Since $SL(n) = \det^{-1}(1)$ and the determinant $\det : {\mathbb R}^{n^2} \to {\mathbb R}$ is smooth, you just need to show that the gradient $\nabla \det (A)$ is never zero at a unimodular matrix $A$ (ie, $A \in SL(n)$).

As you computed, the $n^2$ entries of $\nabla \det (A)$ are precisely:

$$ \left(\nabla \det (A)\right)_{i,j} = (-1)^{i+j} \det(A^*_{i,j}) $$

Here, $A^*_{i,j}$ is the $(n-1)\times (n-1)$-matrix obtained by deleting row $i$ and column $j$. So, denoting $C_{i,j}:=(-1)^{i+j} \det(A^*_{i,j})$, the matrix $C$ is precisely what is called the cofactor (or "adjugate") matrix of $A$: https://en.wikipedia.org/wiki/Adjugate_matrix, which verifies:

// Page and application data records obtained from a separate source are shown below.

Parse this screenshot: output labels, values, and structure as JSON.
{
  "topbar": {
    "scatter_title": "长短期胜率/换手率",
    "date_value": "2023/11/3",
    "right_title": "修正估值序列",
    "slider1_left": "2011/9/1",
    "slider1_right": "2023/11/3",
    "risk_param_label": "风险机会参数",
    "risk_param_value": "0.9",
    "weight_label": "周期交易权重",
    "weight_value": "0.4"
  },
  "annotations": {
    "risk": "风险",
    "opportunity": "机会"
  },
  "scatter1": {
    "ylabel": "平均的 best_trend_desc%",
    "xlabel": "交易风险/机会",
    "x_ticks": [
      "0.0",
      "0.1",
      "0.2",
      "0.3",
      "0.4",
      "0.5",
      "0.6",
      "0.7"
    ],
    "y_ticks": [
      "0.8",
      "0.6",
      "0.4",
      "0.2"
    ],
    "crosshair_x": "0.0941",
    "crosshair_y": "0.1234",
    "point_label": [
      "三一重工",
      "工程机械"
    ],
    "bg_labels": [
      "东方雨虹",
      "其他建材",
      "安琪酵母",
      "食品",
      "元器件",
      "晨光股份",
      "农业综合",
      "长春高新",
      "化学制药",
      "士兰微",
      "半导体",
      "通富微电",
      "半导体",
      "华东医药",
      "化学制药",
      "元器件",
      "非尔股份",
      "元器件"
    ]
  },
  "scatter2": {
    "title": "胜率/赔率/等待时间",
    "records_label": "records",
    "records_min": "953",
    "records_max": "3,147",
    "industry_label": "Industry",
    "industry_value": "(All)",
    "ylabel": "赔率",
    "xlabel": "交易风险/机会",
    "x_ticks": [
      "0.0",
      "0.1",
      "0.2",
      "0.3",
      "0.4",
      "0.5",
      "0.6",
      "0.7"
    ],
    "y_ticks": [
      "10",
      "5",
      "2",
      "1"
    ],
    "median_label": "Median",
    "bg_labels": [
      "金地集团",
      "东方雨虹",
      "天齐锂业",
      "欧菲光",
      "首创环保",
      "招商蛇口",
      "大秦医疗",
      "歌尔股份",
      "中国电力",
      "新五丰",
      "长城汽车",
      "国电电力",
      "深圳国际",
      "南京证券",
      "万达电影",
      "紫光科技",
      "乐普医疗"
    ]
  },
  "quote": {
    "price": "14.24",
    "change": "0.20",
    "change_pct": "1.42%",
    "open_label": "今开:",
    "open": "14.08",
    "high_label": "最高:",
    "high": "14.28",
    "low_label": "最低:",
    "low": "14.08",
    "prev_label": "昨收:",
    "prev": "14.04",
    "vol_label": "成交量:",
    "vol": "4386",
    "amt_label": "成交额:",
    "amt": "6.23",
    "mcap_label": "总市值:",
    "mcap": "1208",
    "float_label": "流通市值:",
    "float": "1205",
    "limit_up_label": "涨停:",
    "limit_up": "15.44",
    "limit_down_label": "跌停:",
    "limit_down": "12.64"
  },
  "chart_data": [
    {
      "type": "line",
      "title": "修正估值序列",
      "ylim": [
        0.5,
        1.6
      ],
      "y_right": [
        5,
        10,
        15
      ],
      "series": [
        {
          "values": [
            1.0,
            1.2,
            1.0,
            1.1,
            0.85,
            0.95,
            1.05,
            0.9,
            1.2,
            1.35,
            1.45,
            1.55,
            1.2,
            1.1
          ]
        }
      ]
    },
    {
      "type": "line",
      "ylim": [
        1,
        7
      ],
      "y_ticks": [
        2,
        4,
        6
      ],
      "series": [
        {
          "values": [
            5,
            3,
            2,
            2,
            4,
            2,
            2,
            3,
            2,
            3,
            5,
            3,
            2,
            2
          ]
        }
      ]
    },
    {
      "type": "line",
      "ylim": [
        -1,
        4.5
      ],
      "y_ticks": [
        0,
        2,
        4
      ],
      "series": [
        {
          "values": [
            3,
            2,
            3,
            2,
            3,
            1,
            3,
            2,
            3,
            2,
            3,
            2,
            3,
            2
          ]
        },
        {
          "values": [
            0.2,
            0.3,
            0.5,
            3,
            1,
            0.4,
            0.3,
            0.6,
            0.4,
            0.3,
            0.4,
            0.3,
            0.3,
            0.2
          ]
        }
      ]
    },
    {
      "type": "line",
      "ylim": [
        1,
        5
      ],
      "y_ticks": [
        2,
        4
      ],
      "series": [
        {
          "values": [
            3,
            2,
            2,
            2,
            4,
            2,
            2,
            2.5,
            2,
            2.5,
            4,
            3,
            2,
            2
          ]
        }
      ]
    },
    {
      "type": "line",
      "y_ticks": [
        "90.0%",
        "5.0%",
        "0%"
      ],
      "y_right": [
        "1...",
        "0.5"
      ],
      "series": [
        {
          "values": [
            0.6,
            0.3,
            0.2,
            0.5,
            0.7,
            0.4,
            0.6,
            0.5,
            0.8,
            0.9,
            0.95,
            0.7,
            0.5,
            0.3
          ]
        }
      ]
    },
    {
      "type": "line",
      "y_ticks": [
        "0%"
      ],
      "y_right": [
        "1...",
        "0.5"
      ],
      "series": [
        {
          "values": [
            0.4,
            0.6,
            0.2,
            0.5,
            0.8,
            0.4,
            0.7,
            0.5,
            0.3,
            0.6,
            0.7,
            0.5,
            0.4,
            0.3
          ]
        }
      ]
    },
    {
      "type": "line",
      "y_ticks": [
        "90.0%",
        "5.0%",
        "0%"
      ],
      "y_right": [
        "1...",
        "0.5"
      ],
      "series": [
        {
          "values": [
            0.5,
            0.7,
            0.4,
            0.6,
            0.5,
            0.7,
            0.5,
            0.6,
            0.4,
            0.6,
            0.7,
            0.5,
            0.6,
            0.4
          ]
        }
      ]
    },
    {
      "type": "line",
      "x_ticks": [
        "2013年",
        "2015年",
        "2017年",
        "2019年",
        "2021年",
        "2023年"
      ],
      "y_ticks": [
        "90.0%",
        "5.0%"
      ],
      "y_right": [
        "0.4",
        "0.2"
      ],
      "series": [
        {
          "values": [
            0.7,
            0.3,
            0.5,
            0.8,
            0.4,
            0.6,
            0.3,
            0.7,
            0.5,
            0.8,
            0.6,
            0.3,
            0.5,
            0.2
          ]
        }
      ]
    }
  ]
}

$$ C = (\det A) A^{-1} $$

This means that $C$ is also unimodular ($\det C=1$). Hence, $\nabla \det (A)$ (with entries $C_{i,j}$) has, at least, one non-zero entry, and can not be the zero vector.


Your Answer

By clicking “Post Your Answer”, you agree to our terms of service, privacy policy and cookie policy

Not the answer you're looking for? Browse other questions tagged or ask your own question.